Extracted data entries
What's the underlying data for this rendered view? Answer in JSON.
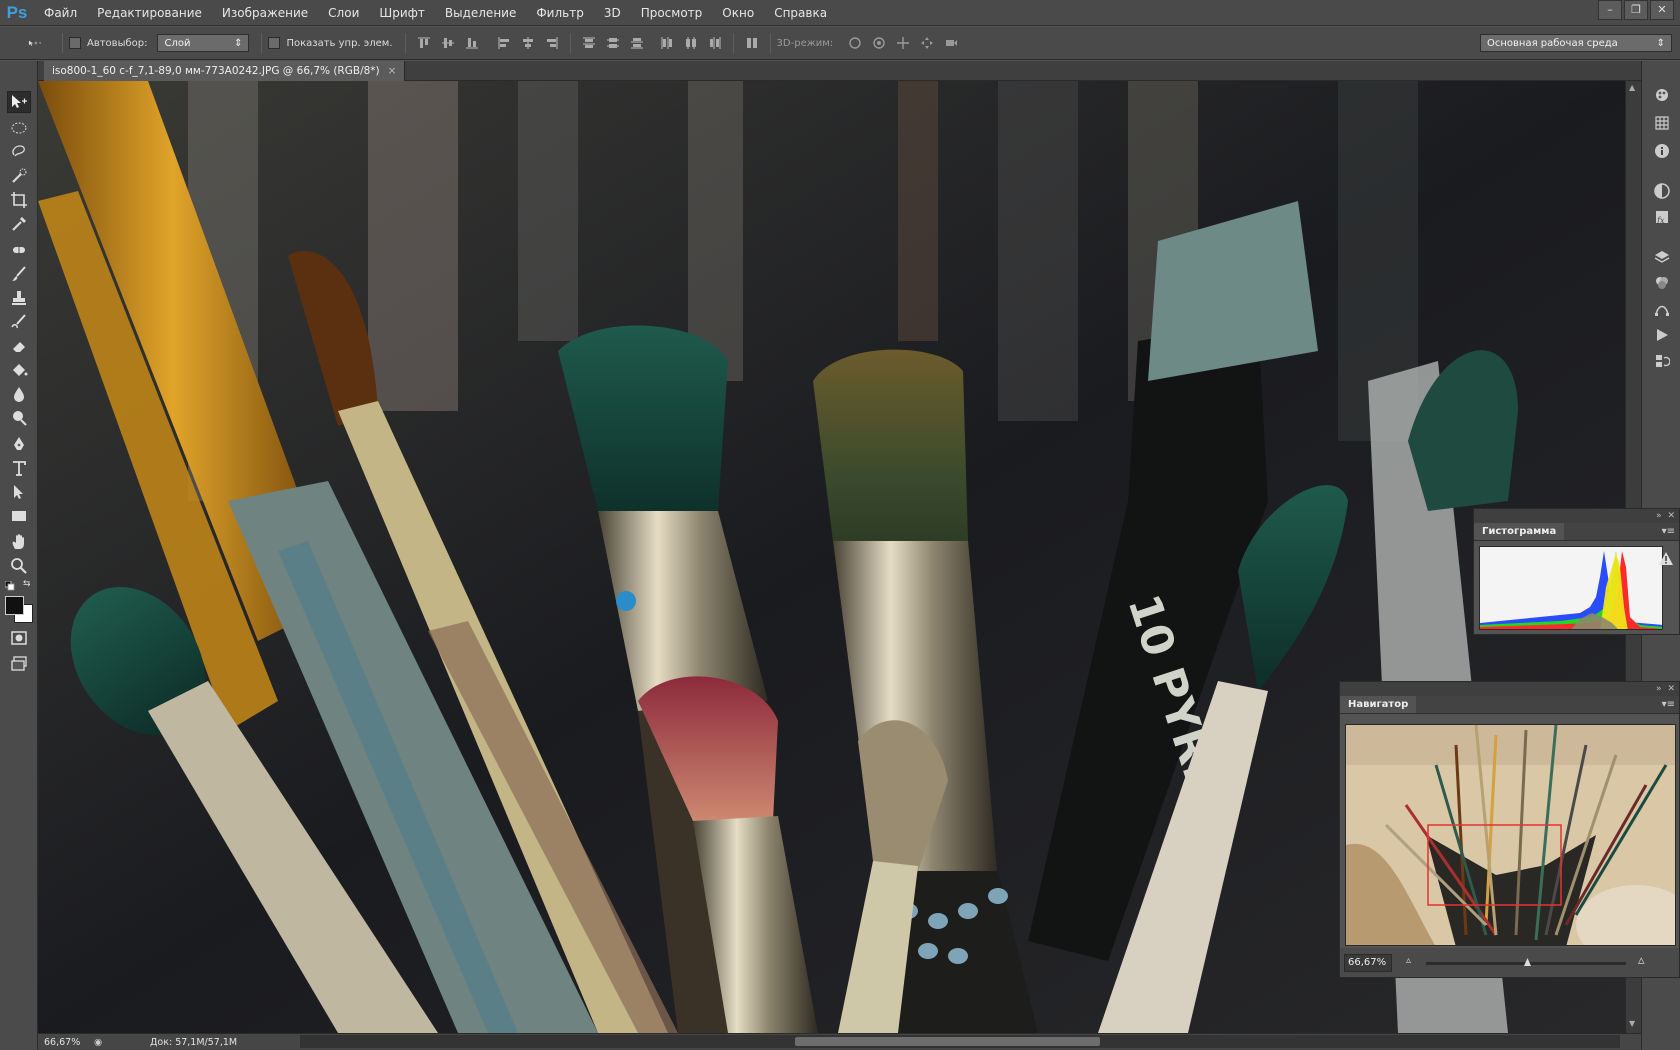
{
  "app": {
    "logo": "Ps"
  },
  "menu": [
    "Файл",
    "Редактирование",
    "Изображение",
    "Слои",
    "Шрифт",
    "Выделение",
    "Фильтр",
    "3D",
    "Просмотр",
    "Окно",
    "Справка"
  ],
  "options": {
    "autoselect_label": "Автовыбор:",
    "autoselect_value": "Слой",
    "show_transform_label": "Показать упр. элем.",
    "mode3d_label": "3D-режим:",
    "workspace_value": "Основная рабочая среда"
  },
  "document": {
    "tab_title": "iso800-1_60 с-f_7,1-89,0 мм-773A0242.JPG @ 66,7% (RGB/8*)",
    "close_glyph": "×"
  },
  "status": {
    "zoom": "66,67%",
    "doc_info": "Док: 57,1M/57,1M"
  },
  "panels": {
    "histogram": {
      "tab": "Гистограмма",
      "warning_icon": "warning-icon"
    },
    "navigator": {
      "tab": "Навигатор",
      "zoom": "66,67%"
    }
  },
  "colors": {
    "accent": "#3d9fe0",
    "nav_view_box": "#e2342e",
    "foreground": "#111111",
    "background": "#ffffff"
  }
}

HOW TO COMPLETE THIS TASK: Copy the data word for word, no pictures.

RESPONSE BOX:
What's the underlying data for this rendered view? Answer in JSON.
{
  "app": {
    "logo": "Ps"
  },
  "menu": [
    "Файл",
    "Редактирование",
    "Изображение",
    "Слои",
    "Шрифт",
    "Выделение",
    "Фильтр",
    "3D",
    "Просмотр",
    "Окно",
    "Справка"
  ],
  "options": {
    "autoselect_label": "Автовыбор:",
    "autoselect_value": "Слой",
    "show_transform_label": "Показать упр. элем.",
    "mode3d_label": "3D-режим:",
    "workspace_value": "Основная рабочая среда"
  },
  "document": {
    "tab_title": "iso800-1_60 с-f_7,1-89,0 мм-773A0242.JPG @ 66,7% (RGB/8*)",
    "close_glyph": "×"
  },
  "status": {
    "zoom": "66,67%",
    "doc_info": "Док: 57,1M/57,1M"
  },
  "panels": {
    "histogram": {
      "tab": "Гистограмма",
      "warning_icon": "warning-icon"
    },
    "navigator": {
      "tab": "Навигатор",
      "zoom": "66,67%"
    }
  },
  "colors": {
    "accent": "#3d9fe0",
    "nav_view_box": "#e2342e",
    "foreground": "#111111",
    "background": "#ffffff"
  }
}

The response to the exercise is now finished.